age | ||
visits | member for | 2 years, 11 months |
seen | 10 hours ago | |
stats | profile views | 1,479 |
Apr 14 |
comment |
Do all $L^{\infty}(\mu)$ spaces have the Grothendieck property?
user46855, you should post that as the answer. |
Apr 14 |
comment |
Decomposable Banach Spaces
Koszmider proved that consistently you can have an indecomposable $C(K)$-space of density $2^{\mathfrak{c}}=\aleph_2$. There are however certain limitations of the proof so that it is unlikely that it can be generalised to higher cardinals. On large indecomposable Banach spaces; J. Funct. Anal. 264 (2013), no. 8, 1779–1805 |
Apr 13 |
awarded | Revival |
Mar 29 |
accepted | Introducing a dual space structure |
Mar 29 |
asked | Introducing a dual space structure |
Mar 19 |
revised |
Banach spaces with no reflexive complemented subspaces
a more appropriate link |
Mar 15 |
revised |
Banach spaces with no reflexive complemented subspaces
banach-spaces tag added |
Mar 15 |
suggested | suggested edit on Banach spaces with no reflexive complemented subspaces |
Mar 15 |
comment |
Banach spaces with no reflexive complemented subspaces
The example with the Schreier space actually shows that a space failing DPP can have no reflexive subspaces at all. |
Mar 15 |
revised |
Banach spaces with no reflexive complemented subspaces
link |
Mar 15 |
answered | Banach spaces with no reflexive complemented subspaces |
Mar 15 |
comment |
Is the space of trace class operators finitely representable in an $L^1$-space?
On a tangential note, do we know what are the reflexive subspaces of $S_1$? At least do we know if they are super-reflexive? |
Mar 15 |
comment |
When is it $C(X)$?
To the best of my knowledge Dales et al. are going to publish (rather soon) a survey article on this and related problems. I will keep you posted. |
Mar 15 |
comment |
When is it $C(X)$?
Yemon, Haydon in his proof uses Pełczyński's decomposition method hence his result is only isomorphic not isometric, so the trick with uniqueness of preduals doesn't work. This situation is analogous to the fact that there exists a Banach-space between apparently very different Banach algebras $\ell_\infty$ and $L_\infty$. I am not sure if the OP is happy with Banach-space isomorphisms, though. |
Mar 12 |
revised |
Extension of bounded linear operators
typo |
Mar 12 |
revised |
Extension of bounded linear operators
examples |
Mar 12 |
answered | Extension of bounded linear operators |
Mar 10 |
revised |
States and extremal states of quantum SU(2) and the Podleś sphere
spelling of *Podleś* |
Mar 10 |
suggested | suggested edit on States and extremal states of quantum SU(2) and the Podleś sphere |
Mar 1 |
comment |
Noncommutative geometry and category theory

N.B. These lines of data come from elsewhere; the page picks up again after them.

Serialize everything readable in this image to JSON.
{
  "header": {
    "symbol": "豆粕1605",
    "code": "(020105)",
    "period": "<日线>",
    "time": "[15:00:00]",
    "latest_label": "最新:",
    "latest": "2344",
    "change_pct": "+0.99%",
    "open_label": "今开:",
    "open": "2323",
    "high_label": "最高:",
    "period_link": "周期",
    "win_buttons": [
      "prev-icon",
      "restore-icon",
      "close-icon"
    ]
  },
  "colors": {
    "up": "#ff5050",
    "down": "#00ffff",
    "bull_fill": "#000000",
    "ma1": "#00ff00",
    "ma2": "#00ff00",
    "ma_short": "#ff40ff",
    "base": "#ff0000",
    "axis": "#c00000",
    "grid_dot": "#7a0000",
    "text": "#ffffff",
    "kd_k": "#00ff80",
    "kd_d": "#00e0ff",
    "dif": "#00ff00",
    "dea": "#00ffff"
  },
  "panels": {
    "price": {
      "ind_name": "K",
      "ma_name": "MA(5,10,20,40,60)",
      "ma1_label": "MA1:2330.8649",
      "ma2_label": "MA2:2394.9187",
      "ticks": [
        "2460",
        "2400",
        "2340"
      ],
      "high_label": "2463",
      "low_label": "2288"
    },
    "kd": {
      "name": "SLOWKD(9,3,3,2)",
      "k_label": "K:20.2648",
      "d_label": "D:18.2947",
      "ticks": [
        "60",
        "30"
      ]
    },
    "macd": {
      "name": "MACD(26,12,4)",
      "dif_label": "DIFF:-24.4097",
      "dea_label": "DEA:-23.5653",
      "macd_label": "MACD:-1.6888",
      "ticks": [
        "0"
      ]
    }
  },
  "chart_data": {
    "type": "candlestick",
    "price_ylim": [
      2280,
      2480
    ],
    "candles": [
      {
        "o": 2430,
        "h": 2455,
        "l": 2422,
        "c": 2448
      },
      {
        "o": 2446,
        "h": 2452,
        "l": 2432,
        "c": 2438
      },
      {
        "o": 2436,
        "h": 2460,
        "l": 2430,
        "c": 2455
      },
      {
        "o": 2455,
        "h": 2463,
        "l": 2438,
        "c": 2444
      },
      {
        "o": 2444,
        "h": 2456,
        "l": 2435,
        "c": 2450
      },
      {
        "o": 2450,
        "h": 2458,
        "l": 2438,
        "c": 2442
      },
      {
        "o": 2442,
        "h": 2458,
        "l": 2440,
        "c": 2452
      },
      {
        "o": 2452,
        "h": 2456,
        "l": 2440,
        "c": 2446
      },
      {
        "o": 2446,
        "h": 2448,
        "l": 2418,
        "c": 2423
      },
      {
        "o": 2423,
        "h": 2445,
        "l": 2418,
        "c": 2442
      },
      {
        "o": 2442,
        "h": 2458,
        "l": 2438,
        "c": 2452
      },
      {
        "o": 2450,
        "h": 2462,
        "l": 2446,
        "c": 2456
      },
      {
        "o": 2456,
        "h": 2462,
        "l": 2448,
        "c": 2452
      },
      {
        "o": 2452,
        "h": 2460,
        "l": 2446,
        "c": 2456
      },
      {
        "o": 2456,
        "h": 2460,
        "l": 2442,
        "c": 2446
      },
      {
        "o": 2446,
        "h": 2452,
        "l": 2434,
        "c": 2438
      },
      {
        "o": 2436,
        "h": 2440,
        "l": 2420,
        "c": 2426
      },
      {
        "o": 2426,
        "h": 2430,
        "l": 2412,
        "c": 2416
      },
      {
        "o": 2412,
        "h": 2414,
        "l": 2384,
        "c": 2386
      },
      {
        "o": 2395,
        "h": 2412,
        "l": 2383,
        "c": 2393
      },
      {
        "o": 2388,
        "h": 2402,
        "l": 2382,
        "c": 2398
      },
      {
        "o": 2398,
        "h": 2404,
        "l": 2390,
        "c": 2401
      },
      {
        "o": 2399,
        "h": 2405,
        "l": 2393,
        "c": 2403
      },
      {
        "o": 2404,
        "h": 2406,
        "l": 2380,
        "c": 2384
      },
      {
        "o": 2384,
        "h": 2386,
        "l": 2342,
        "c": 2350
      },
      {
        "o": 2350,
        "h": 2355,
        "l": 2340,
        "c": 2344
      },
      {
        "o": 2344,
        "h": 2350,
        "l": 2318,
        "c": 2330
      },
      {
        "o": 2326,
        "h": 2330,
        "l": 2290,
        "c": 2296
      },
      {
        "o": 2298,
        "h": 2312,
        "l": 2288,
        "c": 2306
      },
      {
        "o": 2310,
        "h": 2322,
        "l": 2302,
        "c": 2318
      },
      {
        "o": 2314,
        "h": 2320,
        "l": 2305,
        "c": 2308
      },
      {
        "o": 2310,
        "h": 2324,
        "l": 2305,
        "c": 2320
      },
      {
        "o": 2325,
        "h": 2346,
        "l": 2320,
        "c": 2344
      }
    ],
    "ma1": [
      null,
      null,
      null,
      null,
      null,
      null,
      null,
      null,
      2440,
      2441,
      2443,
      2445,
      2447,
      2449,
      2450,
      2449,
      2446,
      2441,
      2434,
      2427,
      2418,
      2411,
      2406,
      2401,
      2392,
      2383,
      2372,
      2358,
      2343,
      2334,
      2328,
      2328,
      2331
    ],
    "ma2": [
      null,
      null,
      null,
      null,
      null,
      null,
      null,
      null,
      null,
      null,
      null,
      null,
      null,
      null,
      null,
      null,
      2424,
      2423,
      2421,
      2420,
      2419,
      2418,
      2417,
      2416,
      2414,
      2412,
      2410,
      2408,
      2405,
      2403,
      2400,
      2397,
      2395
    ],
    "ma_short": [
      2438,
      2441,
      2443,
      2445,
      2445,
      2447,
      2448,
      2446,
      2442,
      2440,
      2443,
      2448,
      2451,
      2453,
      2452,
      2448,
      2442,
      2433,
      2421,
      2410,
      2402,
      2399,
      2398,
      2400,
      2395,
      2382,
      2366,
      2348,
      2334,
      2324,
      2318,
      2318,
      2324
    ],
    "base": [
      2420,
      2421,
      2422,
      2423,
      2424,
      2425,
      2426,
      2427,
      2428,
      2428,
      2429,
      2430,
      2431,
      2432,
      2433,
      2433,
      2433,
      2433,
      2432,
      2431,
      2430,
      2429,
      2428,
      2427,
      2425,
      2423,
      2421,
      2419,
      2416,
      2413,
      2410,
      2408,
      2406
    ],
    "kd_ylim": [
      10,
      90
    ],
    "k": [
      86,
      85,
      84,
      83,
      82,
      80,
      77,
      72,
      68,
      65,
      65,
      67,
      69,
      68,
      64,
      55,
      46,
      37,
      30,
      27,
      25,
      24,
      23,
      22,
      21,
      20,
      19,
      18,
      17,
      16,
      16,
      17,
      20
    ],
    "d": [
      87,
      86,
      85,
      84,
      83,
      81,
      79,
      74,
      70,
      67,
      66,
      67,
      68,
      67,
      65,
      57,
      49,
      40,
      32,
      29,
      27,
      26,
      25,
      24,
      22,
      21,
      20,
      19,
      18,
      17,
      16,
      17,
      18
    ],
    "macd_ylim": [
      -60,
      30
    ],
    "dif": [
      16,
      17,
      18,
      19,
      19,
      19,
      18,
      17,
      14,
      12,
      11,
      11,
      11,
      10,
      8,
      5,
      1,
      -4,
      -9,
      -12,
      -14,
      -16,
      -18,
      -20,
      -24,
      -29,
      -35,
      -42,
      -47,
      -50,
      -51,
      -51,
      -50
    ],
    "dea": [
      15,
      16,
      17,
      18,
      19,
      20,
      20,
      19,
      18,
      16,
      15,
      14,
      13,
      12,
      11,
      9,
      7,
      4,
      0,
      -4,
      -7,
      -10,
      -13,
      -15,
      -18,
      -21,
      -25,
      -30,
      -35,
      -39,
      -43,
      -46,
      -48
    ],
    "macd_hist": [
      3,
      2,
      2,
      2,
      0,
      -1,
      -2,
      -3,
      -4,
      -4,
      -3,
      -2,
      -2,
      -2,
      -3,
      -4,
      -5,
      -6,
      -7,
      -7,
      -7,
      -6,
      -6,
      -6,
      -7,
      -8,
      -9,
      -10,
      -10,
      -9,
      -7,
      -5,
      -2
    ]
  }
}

That is right. In the realm of C*-algebras it is however more natural to work with the so-called strong Morita equivalence introduced by Rieffel (see for instance his paper Morita equivalence for $C^\ast$-algebras and $W^\ast$-algebras). |